Weiss went to study with the rabbis to satisfy his parent’s wishes and to repair his relationship with them. He earned a master’s of science in Jewish Studies from a well-respected Jewish institution. His Jewish connection to Christianity led to three undergraduate degrees, two master’s degrees and two doctorates.
Despite the affirmation Weiss made to never return to the food business, his newfound sense of purpose led him back to the grocery industry in 1975. “I purchased the Five Star Foods Store in La Porte in 1983," he says. "A couple of years later I purchased the current store which had been in business in Knox since 1964.We just celebrated our 50th year in the Knox business in 2014.”
Today, the nearly 40,000-square-foot store is a strong force in the community, serving customers with a full line of supermarket needs. “Our meat department has always been the forte of business, but we have a full range of supermarket items including a bakery, deli and an excellent fresh produce department,” says Weiss.
A trusted team in place
The Knox-based Five Star Foods employs 50 people, who Weiss says really make the business shine. “I actually reside in Texas, but I’m in daily communication with the store and travel there monthly to oversee the operations,” he says. “To do this though, I need a trusted team. My right-hand man has been working with me at the store for the last 38 years and the rest of my staff is truly tremendous. At Five Star Foods, our people are our greatest asset. Everyone knows there’s nothing more valuable than a loyal employee. We have a remarkable long-term team with many people having worked together 20, 30, even 40 years on the same corner and still going strong.”
Since taking over Five Star Foods, Weiss says the store has undergone considerable expansion and updates to stay abreast with changing technology. “We’re in the process of replacing our barcode scanning this August,” he says. “Our first scanning system was installed in 1981, but as technology changes, we’re looking to be prepared for what’s next.”
In addition to infrastructure and technology improvements, Five Star Foods is constantly bringing on new products and the items customers expect to find in a modern supermarket. “We’ve added new organic and gluten-free products and a wide variety of dollar-items to be more competitive,” adds Weiss. “We’ve also recently expanded our nonfoods offerings such as household goods, gift shop items and affordable toys.”

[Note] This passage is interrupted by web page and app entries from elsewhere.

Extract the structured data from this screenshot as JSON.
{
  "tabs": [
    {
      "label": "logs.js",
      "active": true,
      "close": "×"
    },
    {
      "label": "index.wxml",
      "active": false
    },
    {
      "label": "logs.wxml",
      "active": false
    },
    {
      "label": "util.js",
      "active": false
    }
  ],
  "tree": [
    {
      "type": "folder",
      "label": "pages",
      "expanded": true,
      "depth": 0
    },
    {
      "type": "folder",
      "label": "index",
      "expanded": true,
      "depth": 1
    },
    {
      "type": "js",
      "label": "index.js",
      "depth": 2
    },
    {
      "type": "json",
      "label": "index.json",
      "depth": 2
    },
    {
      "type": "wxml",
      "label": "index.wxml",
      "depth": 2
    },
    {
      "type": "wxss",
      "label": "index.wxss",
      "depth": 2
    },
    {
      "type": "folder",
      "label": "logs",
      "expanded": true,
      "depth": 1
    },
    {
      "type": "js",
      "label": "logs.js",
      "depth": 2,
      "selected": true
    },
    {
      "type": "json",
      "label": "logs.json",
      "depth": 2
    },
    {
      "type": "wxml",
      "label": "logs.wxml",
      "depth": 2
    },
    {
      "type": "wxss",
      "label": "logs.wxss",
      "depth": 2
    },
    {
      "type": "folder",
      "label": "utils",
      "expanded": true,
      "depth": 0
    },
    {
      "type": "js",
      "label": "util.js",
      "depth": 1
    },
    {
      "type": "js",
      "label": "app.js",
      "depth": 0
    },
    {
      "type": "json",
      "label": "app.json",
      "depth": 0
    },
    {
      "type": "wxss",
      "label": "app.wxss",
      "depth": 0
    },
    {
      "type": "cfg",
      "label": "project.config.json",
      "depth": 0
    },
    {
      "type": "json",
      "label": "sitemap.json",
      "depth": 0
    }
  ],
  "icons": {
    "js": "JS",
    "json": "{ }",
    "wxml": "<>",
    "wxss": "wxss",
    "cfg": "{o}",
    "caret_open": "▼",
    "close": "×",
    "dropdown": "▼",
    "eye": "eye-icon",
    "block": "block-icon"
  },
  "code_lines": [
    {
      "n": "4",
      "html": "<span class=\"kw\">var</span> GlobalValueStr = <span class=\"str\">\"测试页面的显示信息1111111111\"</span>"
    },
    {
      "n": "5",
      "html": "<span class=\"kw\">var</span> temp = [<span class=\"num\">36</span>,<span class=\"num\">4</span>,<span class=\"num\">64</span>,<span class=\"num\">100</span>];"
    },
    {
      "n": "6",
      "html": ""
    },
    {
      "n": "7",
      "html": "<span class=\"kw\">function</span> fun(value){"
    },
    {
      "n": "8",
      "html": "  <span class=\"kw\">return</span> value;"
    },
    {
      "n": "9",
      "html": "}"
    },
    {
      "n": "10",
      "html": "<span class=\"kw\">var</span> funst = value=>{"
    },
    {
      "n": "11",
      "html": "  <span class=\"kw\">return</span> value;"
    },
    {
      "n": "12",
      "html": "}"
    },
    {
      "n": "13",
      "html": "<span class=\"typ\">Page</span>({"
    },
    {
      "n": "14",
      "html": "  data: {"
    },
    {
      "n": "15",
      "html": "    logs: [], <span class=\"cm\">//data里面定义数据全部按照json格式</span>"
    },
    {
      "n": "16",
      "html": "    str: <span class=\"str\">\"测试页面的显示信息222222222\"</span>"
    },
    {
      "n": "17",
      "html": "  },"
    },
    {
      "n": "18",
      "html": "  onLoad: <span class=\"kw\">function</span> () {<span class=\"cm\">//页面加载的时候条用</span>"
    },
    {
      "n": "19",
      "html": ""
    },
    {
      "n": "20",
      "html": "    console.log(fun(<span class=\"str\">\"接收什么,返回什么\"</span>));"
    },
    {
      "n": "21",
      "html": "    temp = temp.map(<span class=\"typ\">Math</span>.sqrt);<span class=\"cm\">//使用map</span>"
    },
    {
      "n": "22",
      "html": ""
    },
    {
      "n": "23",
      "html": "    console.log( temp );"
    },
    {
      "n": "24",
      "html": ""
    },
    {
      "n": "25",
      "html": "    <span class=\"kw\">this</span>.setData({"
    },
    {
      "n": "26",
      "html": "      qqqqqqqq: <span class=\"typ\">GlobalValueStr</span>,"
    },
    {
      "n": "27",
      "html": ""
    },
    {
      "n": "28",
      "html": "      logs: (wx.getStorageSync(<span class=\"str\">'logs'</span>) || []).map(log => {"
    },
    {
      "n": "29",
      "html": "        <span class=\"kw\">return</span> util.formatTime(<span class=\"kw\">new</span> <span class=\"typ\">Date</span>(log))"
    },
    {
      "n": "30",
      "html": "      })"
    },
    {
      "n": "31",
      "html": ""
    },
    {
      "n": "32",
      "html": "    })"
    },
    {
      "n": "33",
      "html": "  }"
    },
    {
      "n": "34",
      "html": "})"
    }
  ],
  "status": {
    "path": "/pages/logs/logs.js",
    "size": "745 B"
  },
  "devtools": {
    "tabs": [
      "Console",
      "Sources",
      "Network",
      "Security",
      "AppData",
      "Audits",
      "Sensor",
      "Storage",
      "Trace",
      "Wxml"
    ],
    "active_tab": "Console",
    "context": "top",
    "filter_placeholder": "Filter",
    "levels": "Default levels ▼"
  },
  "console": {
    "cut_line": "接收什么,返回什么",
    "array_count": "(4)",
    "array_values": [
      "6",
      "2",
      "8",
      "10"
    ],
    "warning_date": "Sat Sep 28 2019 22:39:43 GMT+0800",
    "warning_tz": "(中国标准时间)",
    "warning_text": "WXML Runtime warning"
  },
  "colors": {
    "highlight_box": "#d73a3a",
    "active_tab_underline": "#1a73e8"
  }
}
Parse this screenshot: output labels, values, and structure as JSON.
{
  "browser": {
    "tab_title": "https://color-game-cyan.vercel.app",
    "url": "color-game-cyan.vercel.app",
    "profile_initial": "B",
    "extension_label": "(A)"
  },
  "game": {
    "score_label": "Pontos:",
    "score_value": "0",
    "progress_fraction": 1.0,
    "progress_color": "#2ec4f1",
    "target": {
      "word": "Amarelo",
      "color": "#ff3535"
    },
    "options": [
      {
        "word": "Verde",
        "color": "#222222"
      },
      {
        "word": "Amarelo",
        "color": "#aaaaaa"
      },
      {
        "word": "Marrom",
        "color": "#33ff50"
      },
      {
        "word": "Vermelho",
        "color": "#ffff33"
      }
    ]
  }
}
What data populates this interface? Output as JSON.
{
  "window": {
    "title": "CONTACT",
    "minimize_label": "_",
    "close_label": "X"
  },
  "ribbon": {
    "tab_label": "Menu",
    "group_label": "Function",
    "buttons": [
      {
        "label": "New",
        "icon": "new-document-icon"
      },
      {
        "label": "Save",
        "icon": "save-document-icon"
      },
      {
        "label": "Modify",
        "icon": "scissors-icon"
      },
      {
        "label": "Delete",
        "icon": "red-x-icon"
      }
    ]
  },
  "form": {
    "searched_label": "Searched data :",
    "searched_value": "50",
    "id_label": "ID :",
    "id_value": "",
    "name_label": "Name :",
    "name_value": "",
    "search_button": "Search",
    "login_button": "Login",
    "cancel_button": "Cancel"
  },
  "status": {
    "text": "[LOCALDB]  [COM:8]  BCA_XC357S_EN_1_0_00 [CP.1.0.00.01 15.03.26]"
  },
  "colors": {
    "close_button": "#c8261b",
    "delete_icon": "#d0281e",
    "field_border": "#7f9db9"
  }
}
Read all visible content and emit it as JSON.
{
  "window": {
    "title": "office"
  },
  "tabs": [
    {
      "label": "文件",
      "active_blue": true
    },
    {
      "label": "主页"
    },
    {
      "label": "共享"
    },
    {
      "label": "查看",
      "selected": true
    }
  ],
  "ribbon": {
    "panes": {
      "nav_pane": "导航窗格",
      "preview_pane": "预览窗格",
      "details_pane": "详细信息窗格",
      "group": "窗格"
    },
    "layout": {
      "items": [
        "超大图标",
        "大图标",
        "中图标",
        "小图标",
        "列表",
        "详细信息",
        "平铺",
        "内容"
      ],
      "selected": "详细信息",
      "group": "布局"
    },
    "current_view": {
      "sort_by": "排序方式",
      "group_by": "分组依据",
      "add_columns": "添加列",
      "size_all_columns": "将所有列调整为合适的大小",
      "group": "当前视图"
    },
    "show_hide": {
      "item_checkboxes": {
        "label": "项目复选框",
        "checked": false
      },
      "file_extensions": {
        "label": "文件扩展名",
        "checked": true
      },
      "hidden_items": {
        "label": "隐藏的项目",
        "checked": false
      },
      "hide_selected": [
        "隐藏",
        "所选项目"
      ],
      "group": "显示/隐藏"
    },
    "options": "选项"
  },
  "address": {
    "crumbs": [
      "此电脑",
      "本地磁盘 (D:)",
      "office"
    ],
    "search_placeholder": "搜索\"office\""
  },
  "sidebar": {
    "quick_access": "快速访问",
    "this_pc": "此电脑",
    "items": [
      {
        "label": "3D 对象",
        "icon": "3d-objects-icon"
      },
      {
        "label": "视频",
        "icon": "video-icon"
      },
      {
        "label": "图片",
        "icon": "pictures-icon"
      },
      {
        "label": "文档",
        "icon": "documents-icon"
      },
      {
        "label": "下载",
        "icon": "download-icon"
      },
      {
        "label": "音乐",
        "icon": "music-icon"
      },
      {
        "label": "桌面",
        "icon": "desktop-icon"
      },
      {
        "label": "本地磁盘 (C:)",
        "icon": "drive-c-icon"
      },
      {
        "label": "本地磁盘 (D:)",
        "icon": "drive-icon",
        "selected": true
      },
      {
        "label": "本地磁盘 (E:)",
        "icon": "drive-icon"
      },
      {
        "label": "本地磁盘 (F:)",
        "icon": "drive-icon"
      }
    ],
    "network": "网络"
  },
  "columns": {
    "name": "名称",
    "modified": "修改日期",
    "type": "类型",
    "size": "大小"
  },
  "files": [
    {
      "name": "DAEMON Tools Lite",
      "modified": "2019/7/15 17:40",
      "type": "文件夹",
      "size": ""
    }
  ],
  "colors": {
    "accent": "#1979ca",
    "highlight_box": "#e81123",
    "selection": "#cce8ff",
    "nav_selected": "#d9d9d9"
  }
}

At the end of the day, Weiss’ faith and commitment to serving others carries on through the business and into the greater Knox community. “Our county is a blue-collar county with a historically higher unemployment rate than the rest of state,” explains Weiss. “This has been a struggle and a lot of people have a hard time making ends meet, so we do our best to try to help by working with schools, civic groups, churches and more; we’re a committed member of the local community.”
Five Star Foods continues its mission of serving its customers and the community backed by Weiss’ mission to help others.